* Entries provided *
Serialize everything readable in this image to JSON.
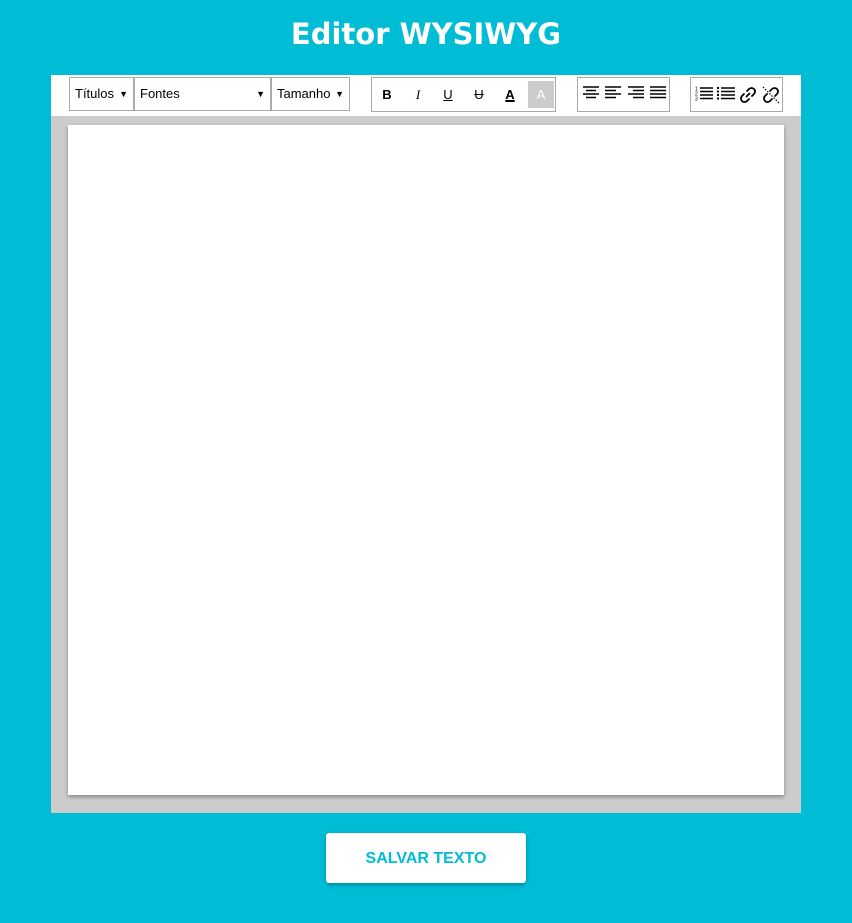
{
  "header": {
    "title": "Editor WYSIWYG"
  },
  "toolbar": {
    "headings_select": {
      "label": "Títulos"
    },
    "fonts_select": {
      "label": "Fontes"
    },
    "size_select": {
      "label": "Tamanho"
    },
    "format": {
      "bold": "B",
      "italic": "I",
      "underline": "U",
      "strikethrough": "U",
      "font_color": "A",
      "highlight": "A"
    },
    "icons": {
      "align": [
        "align-center-icon",
        "align-left-icon",
        "align-right-icon",
        "align-justify-icon"
      ],
      "lists": [
        "ordered-list-icon",
        "unordered-list-icon"
      ],
      "links": [
        "link-icon",
        "unlink-icon"
      ]
    }
  },
  "editor": {
    "content": ""
  },
  "actions": {
    "save_label": "SALVAR TEXTO"
  },
  "colors": {
    "background": "#00bcd4",
    "toolbar_bg": "#ffffff",
    "editor_frame": "#cccccc",
    "button_text": "#00bcd4"
  }
}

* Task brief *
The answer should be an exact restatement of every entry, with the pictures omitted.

* Answer area *
Serialize everything readable in this image to JSON.
{
  "header": {
    "title": "Editor WYSIWYG"
  },
  "toolbar": {
    "headings_select": {
      "label": "Títulos"
    },
    "fonts_select": {
      "label": "Fontes"
    },
    "size_select": {
      "label": "Tamanho"
    },
    "format": {
      "bold": "B",
      "italic": "I",
      "underline": "U",
      "strikethrough": "U",
      "font_color": "A",
      "highlight": "A"
    },
    "icons": {
      "align": [
        "align-center-icon",
        "align-left-icon",
        "align-right-icon",
        "align-justify-icon"
      ],
      "lists": [
        "ordered-list-icon",
        "unordered-list-icon"
      ],
      "links": [
        "link-icon",
        "unlink-icon"
      ]
    }
  },
  "editor": {
    "content": ""
  },
  "actions": {
    "save_label": "SALVAR TEXTO"
  },
  "colors": {
    "background": "#00bcd4",
    "toolbar_bg": "#ffffff",
    "editor_frame": "#cccccc",
    "button_text": "#00bcd4"
  }
}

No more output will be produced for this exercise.